These are the recommendations and strategies of the research project of the Consumers International and the CGAP to assess the state of consumer advocacy and policy work in financial consumer protection in low and middle income member countries.

The following recommendations were discussed:

Consumer organizations to consider consumer organizations structured as federations, and consider assigning mentors so that consumer organizations with healthier budgets can support budget-challenged consumer organizations.

To consider conducting surveillance of social networks for financial fraud and organizing consumer financial fraud fora to share information and cultivate relationships with the police and Interpol to better protect consumers before mass frauds occur.

Consider collaborations with technical and standards setting bodies that work on digital financial services security and quality of services standards, such as the United Nations International Telecommunications Union

Collaborations with legal aid initiatives, law faculties and bar associations to cultivate an interest in consumer protection law initiatives in the next generation.

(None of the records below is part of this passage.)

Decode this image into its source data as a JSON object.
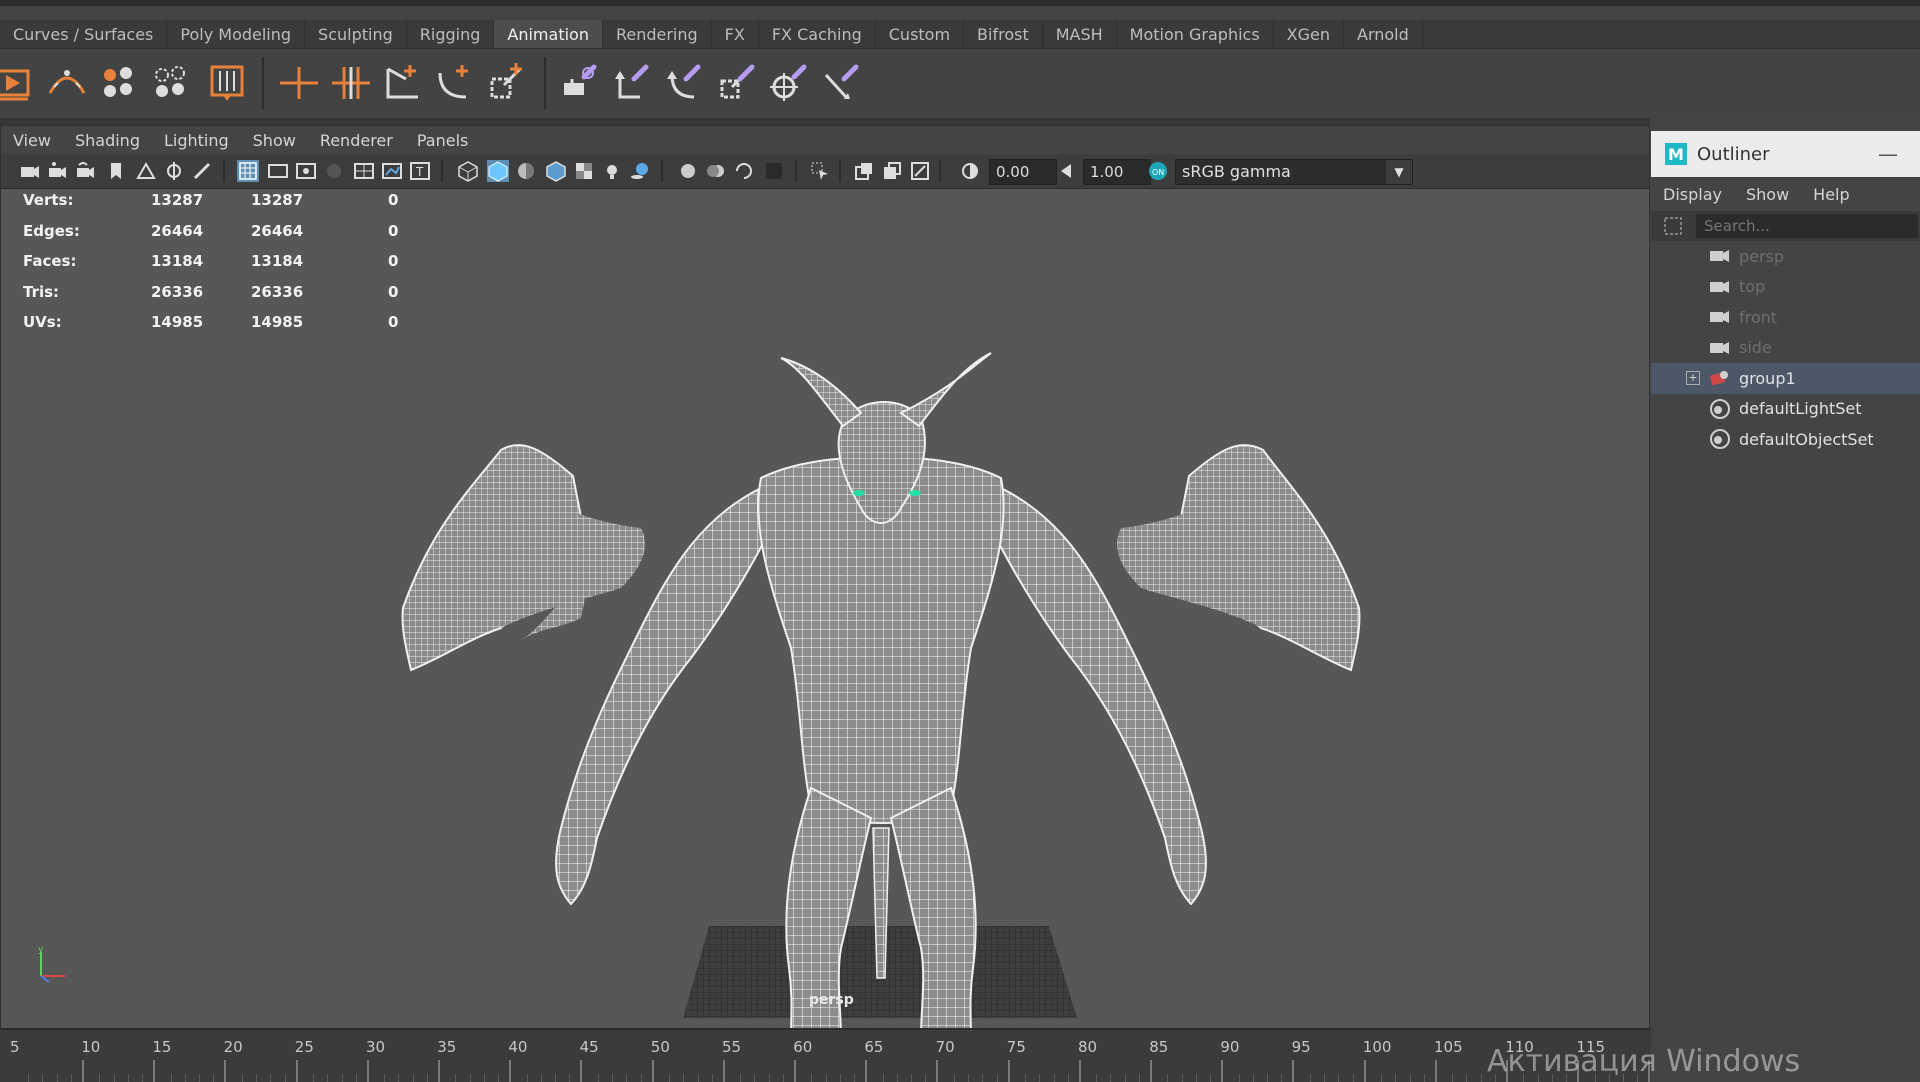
{
  "shelf": {
    "tabs": [
      {
        "label": "Curves / Surfaces",
        "active": false
      },
      {
        "label": "Poly Modeling",
        "active": false
      },
      {
        "label": "Sculpting",
        "active": false
      },
      {
        "label": "Rigging",
        "active": false
      },
      {
        "label": "Animation",
        "active": true
      },
      {
        "label": "Rendering",
        "active": false
      },
      {
        "label": "FX",
        "active": false
      },
      {
        "label": "FX Caching",
        "active": false
      },
      {
        "label": "Custom",
        "active": false
      },
      {
        "label": "Bifrost",
        "active": false
      },
      {
        "label": "MASH",
        "active": false
      },
      {
        "label": "Motion Graphics",
        "active": false
      },
      {
        "label": "XGen",
        "active": false
      },
      {
        "label": "Arnold",
        "active": false
      }
    ],
    "tools": [
      "playblast-icon",
      "motion-trail-icon",
      "ghost-icon",
      "unghost-icon",
      "bake-icon",
      "create-joint-icon",
      "insert-joint-icon",
      "ik-handle-icon",
      "ik-spline-icon",
      "scale-joint-icon",
      "parent-constraint-icon",
      "point-constraint-icon",
      "orient-constraint-icon",
      "scale-constraint-icon",
      "aim-constraint-icon",
      "pole-vector-icon"
    ]
  },
  "panel": {
    "menus": [
      "View",
      "Shading",
      "Lighting",
      "Show",
      "Renderer",
      "Panels"
    ],
    "exposure_value": "0.00",
    "gamma_value": "1.00",
    "colorspace": "sRGB gamma",
    "camera_label": "persp"
  },
  "hud": {
    "rows": [
      {
        "label": "Verts:",
        "c1": "13287",
        "c2": "13287",
        "c3": "0"
      },
      {
        "label": "Edges:",
        "c1": "26464",
        "c2": "26464",
        "c3": "0"
      },
      {
        "label": "Faces:",
        "c1": "13184",
        "c2": "13184",
        "c3": "0"
      },
      {
        "label": "Tris:",
        "c1": "26336",
        "c2": "26336",
        "c3": "0"
      },
      {
        "label": "UVs:",
        "c1": "14985",
        "c2": "14985",
        "c3": "0"
      }
    ]
  },
  "outliner": {
    "title": "Outliner",
    "menus": [
      "Display",
      "Show",
      "Help"
    ],
    "search_placeholder": "Search...",
    "items": [
      {
        "label": "persp",
        "icon": "camera-icon",
        "dim": true,
        "selected": false,
        "expandable": false
      },
      {
        "label": "top",
        "icon": "camera-icon",
        "dim": true,
        "selected": false,
        "expandable": false
      },
      {
        "label": "front",
        "icon": "camera-icon",
        "dim": true,
        "selected": false,
        "expandable": false
      },
      {
        "label": "side",
        "icon": "camera-icon",
        "dim": true,
        "selected": false,
        "expandable": false
      },
      {
        "label": "group1",
        "icon": "group-icon",
        "dim": false,
        "selected": true,
        "expandable": true
      },
      {
        "label": "defaultLightSet",
        "icon": "set-icon",
        "dim": false,
        "selected": false,
        "expandable": false
      },
      {
        "label": "defaultObjectSet",
        "icon": "set-icon",
        "dim": false,
        "selected": false,
        "expandable": false
      }
    ]
  },
  "timeline": {
    "labels": [
      "5",
      "10",
      "15",
      "20",
      "25",
      "30",
      "35",
      "40",
      "45",
      "50",
      "55",
      "60",
      "65",
      "70",
      "75",
      "80",
      "85",
      "90",
      "95",
      "100",
      "105",
      "110",
      "115"
    ]
  },
  "watermark": "Активация Windows",
  "colors": {
    "accent_selection": "#5e8fb5",
    "eye_glow": "#22e0a8",
    "tool_orange": "#e8823a",
    "tool_purple": "#b49cf0"
  }
}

In response to these, at LKI, we will also consider creating new initiatives in partnership with universities, such as the establishment of a consumer protection legal clinic that could be a partner to which to refer collective consumer legal actions. There are also legal organizations, like the Integrated Bar of the Philippines that consumer organizations in  the Philippines can partner  for free and receive legal services.

One particularly interesting recommendation as well was the use of existing crowd-funding sites or the establishment of a similar platform that can support the consumer movement and public interest projects.

In line with the research, LKI will be advocating for a regular source of government funds without strings attached,  either for services provided through a regular budget allocation, or via a third-party source of funding such as the dormant accounts Depositor Education and Awareness (DEA) Fund in India.

We will also explore requesting foreign embassies present in low income and emerging markets to allocate discretionary funds to financial consumer protection and financial literacy projects by NGOs, e.g.  the United States Embassy Small Grants Program.

The study also brought up the use of existing tools such as the CGAP mystery shopping guide to conduct an analysis of the various digital financial services sold to consumers. Such an analysis can also include a review of the terms and conditions of the products sold, such as standard form user agreements, as compared to the existing legal/regulatory frameworks and established good practices on issues like disclosure, suitability and data privacy.

Another possible tool would be the use of egregious financial complaints stories to create docudramas such as IDEC’s video of the over-indebted consumer whose loan obligations require 120% of his income.

In solidarity with the research, LKI also suggests that government law/policy-makers and regulators consider the following:

Governments could establish legal reform committees that systematically involve consumer organizations. This approach was taken by CCZ when drafting the Consumer Protection Act for the Zimbabwe Government.

We also support allocating funds to consumer organizations that offer financial complaints handling. Funding can be contributed by financial institutions and based on the percentage of industry complaints received about their products. Laban Konsyumer will soon launch a complaints mediation solutions program  with the consents of the parties to enter a mediation process.

I believe there can also be the establishment of a formal mechanism and supporting legal/regulatory framework if necessary, to provide debt relief for over-indebted consumers.

The research also brought up the creation of a letter of principles that addresses the main problems facing financial consumers, such as a Consumer Bill of Rights.

One aspect I advocate strongly is the involvement of consumer organizations in the design and implementation of financial literacy programs. There should be involvement of consumer organizations in regular fraud forums, whereby police, regulators and consumer organizations can share information on financial fraud trends and consumer organizations can create awareness-raising campaigns with this information to better prevent frauds on consumers.

There should also be the establishment of a financial consumer protection supervisory technology unit that collaborates with consumer organizations to develop new financial consumer protection supervisory tools.

LKI believes the study’s thrust to recommend that bilateral and multilateral organizations and foundations consider consultations with consumer organizations and/or involving them in the due diligence process prior to grant issuance, or investments in financial services providers.

We recommend further research is conducted to consider the following:

The specific level of complaints that consumer organizations receive on financial and digital products in order to establish whether these complaints indicate a legal/regulatory gap or an existing failure to implement laws /regulations by the regulator, or consumer financial illiteracy, with the effectiveness of regulatory consultation and if joint project work has taken place between consumer organizations and government regulators.

Atty. Vic Dimagiba, AB, LLB, LLM

President, Laban Konsyumer Inc.

Source: Manila Bulletin (